Kill Brothers: Fantin, Butler bond breeds record rivalry


The competitive rivalry between Josh Butler and Jeremy Fantin started long before the men’s volleyball teammates eclipsed Sheridan’s all-time leading scorer marks this year.

“We played against each other at club since we were 16(years-old),” said Butler “We always kind of knew each other, we always kind of battled against each other actually, and then we came to Sheridan and both actually just kind of challenged each other and it’s been like that ever since.”

Jeremy Fanitn

Jeremy Fantin in action for the Bruins (Ryan Kelly/ Sheridan Bruins) 

Fantin, from Mississauga – in his second program at Sheridan (Agricultural Technology and Business Administration Marketing) – insists that even though their relationship got off to a rocky start all those years ago, the pair has formed a strong bond on and off the court.

“It’s definitely grown to be best friends on and off the court,” he said. “Growing up in high school, we didn’t like each other, but we knew each other because we played on different teams. So we had that little feud between us.”

In January, Butler, a London, Ont. native, in the General Arts and Science program, broke the school record previously set at 837 points, and Fantin overtook him two weeks later. Not to be outdone, Butler recaptured the top spot Saturday afternoon in a 3-1 victory over the Redeemer Royals.

However, Butler contends that he’s happy regardless of who ultimately ends up with the record because of the bond the two players share.

“He’s like a brother to me, so we’re both really happy to see each other succeed more than just one of us succeed,” said Butler, adding that they joke around about it once in a while.



Josh Butler

Josh Butler with some hang time for the Sheridan Bruins

This weekend’s win was crucial for the Bruins, coming off back-to-back losses and with playoffs beginning at the end of February.

“It is a big stress relief,” said Fantin. “I was getting a little worried as we’re going into playoffs, but now that we’re getting wins back under our belt, it’s just lifted the pressure off or me and Josh, and the team is playing as a team again.”

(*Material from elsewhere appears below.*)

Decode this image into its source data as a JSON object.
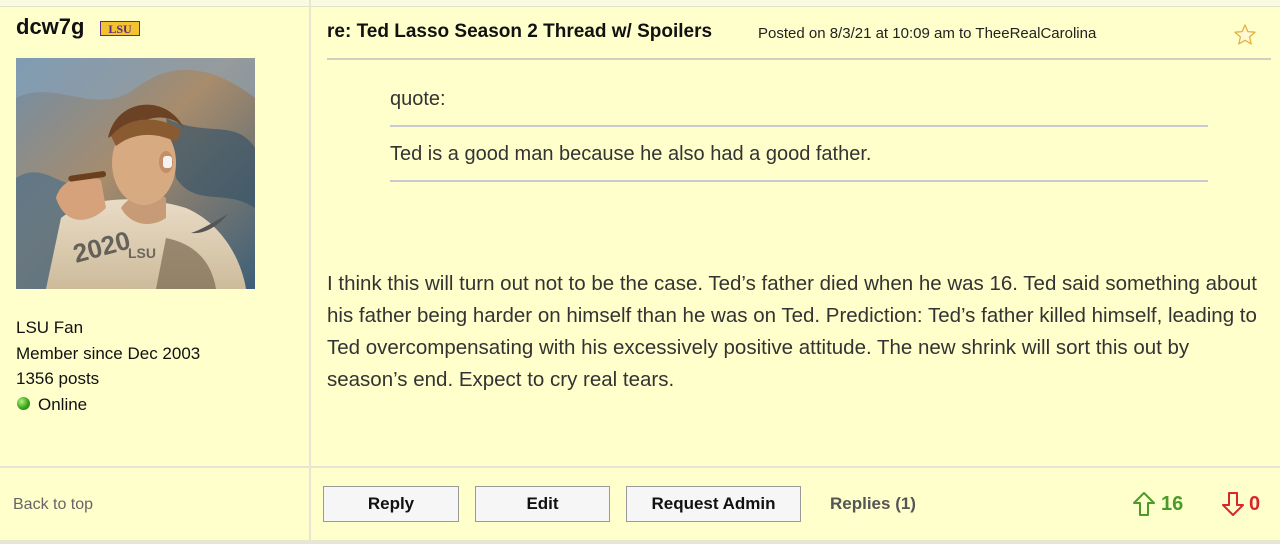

The “Dynamic Duo” stands 6-foot-4, and while each fourth-year player naturally assumes a leadership role on the team, they do so in different ways. While Fantin is the captain, both agree he’s the more soft-spoken of the two and prefers to let his play on the court do the talking. While Butler is the vocal leader on the team, he’s also the presence that the opposing team worries about most.

“Josh is definitely the beast on the court,” said Fantin. “He’s the big man that we always can go to. He’s just the strong man of our team. He’s like the big, dominant, scary guy, pretty much. He’s the intimidation factor on the court for us.”

“I would say I’m a lot more verbal,” said Butler. “I’m the guy that kind of pumps up the team and stuff like that, but he just shows up every day ready to play. He’s the captain, but he doesn’t need to do too much talking. He leads by just playing his hardest, and showing the guys what it’s like to be a leader.”

Bruins head coach Dave McAllister recruited both players in his second year on the job. While he is obviously proud of what his two star players have done on the court in their record-setting careers, he is equally glowing when it comes to their academic careers.

“All the people on my coaching staff are teachers, so we’re really proud that all our guys are doing well in school,” said McAllister. “Especially those two fourth-year guys. They lead by example. I think that’s tough to do. When you think how many hours we’re in the gym, and how many hours we’re on the bus travelling, and how many hours for school, those guys do a pretty good job.”

Both players have one year of eligibility remaining to play volleyball, and while Fantin is committed to returning for a final year at Sheridan, Butler is still very much on the fence, pondering a return to his hometown after graduation instead.

“It’s tough to say,” said Butler. “If that were to happen and I wasn’t going to come back, I know that would be a big thing for me to let up. I love the sport and I love my team. The connection that me and Jeremy have had these last four years is pretty special, so you always hate to see those things fade away.”

“It’s definitely going to be a weird experience,” said Fantin. “It’s going to be a little sad not seeing him there, you know, I’m definitely going to miss him a lot, but we’ll definitely be able to figure stuff out on the court. Hopefully get him to come out to our game when we play in London, that’d be a good morale boost for our team, to see him there.”